Thus, a typical production rule of the grammar has the following form:

Production

The dashed line represents the bounding box, the full line represents the shape itself. This production is coded by asserting that a certain symbol (e.g. A) represents a shape (the triangle) and by defining the right hand side as a list of A symbols whose bounding box values are defined relative to the bounding box of the left hand side, mapping them over the interval.

In code, that would be

var sierpinski = new ShapeGrammar(
  {
    'A': {
      points: [ 0, 1, 1, 1, .5, 0 ],
      draw: function(ctx, points) { /* draw shape */ }
    }
  },
  {
    'A': [
      { sym: 'A', bound: [ .25,   0, .75,  .5] },
      { sym: 'A', bound: [   0,  .5,  .5,   1] },
      { sym: 'A', bound: [  .5,  .5,   1,   1] }
    ]
  }
);

At each step, an array of symbols + data (the state) is evaluated by the run() function pretty much the same way L-systems are.
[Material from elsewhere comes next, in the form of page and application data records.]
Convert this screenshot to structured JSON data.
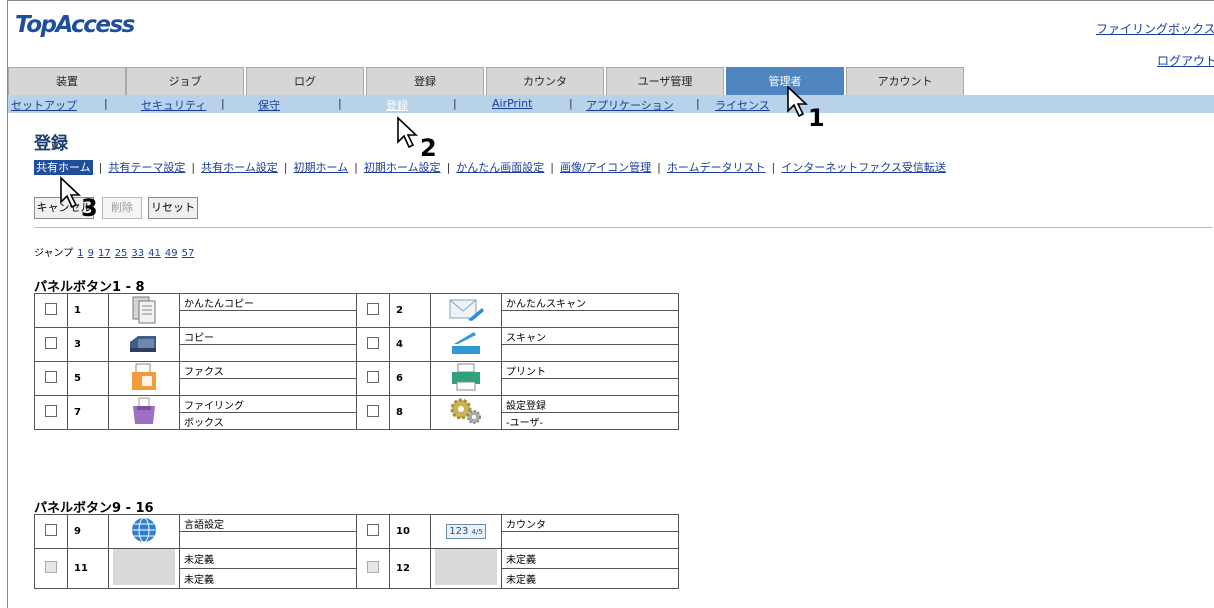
{
  "app": {
    "logo": "TopAccess"
  },
  "header": {
    "filing_box_link": "ファイリングボックス",
    "logout_link": "ログアウト"
  },
  "tabs": [
    "装置",
    "ジョブ",
    "ログ",
    "登録",
    "カウンタ",
    "ユーザ管理",
    "管理者",
    "アカウント"
  ],
  "active_tab": "管理者",
  "subnav": [
    "セットアップ",
    "セキュリティ",
    "保守",
    "登録",
    "AirPrint",
    "アプリケーション",
    "ライセンス"
  ],
  "active_subnav": "登録",
  "page": {
    "title": "登録"
  },
  "sublinks": [
    "共有ホーム",
    "共有テーマ設定",
    "共有ホーム設定",
    "初期ホーム",
    "初期ホーム設定",
    "かんたん画面設定",
    "画像/アイコン管理",
    "ホームデータリスト",
    "インターネットファクス受信転送"
  ],
  "active_sublink": "共有ホーム",
  "buttons": {
    "cancel": "キャンセル",
    "delete": "削除",
    "reset": "リセット"
  },
  "jump": {
    "label": "ジャンプ",
    "pages": [
      "1",
      "9",
      "17",
      "25",
      "33",
      "41",
      "49",
      "57"
    ]
  },
  "sections": [
    {
      "title": "パネルボタン1 - 8",
      "rows": [
        [
          {
            "num": "1",
            "icon": "copy-icon",
            "line1": "かんたんコピー",
            "line2": ""
          },
          {
            "num": "2",
            "icon": "scan-envelope-icon",
            "line1": "かんたんスキャン",
            "line2": ""
          }
        ],
        [
          {
            "num": "3",
            "icon": "copier-icon",
            "line1": "コピー",
            "line2": ""
          },
          {
            "num": "4",
            "icon": "scanner-icon",
            "line1": "スキャン",
            "line2": ""
          }
        ],
        [
          {
            "num": "5",
            "icon": "fax-icon",
            "line1": "ファクス",
            "line2": ""
          },
          {
            "num": "6",
            "icon": "printer-icon",
            "line1": "プリント",
            "line2": ""
          }
        ],
        [
          {
            "num": "7",
            "icon": "filing-box-icon",
            "line1": "ファイリング",
            "line2": "ボックス"
          },
          {
            "num": "8",
            "icon": "gears-icon",
            "line1": "設定登録",
            "line2": "-ユーザ-"
          }
        ]
      ]
    },
    {
      "title": "パネルボタン9 - 16",
      "rows": [
        [
          {
            "num": "9",
            "icon": "globe-icon",
            "line1": "言語設定",
            "line2": ""
          },
          {
            "num": "10",
            "icon": "counter-icon",
            "line1": "カウンタ",
            "line2": ""
          }
        ],
        [
          {
            "num": "11",
            "icon": "blank-icon",
            "line1": "未定義",
            "line2": "未定義"
          },
          {
            "num": "12",
            "icon": "blank-icon",
            "line1": "未定義",
            "line2": "未定義"
          }
        ]
      ]
    }
  ],
  "callouts": [
    "1",
    "2",
    "3"
  ],
  "counter_icon_text": "123",
  "counter_icon_frac": "4/5"
}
The result, of which you can see an example here, is a recursive computation of the Sierpinski triangle.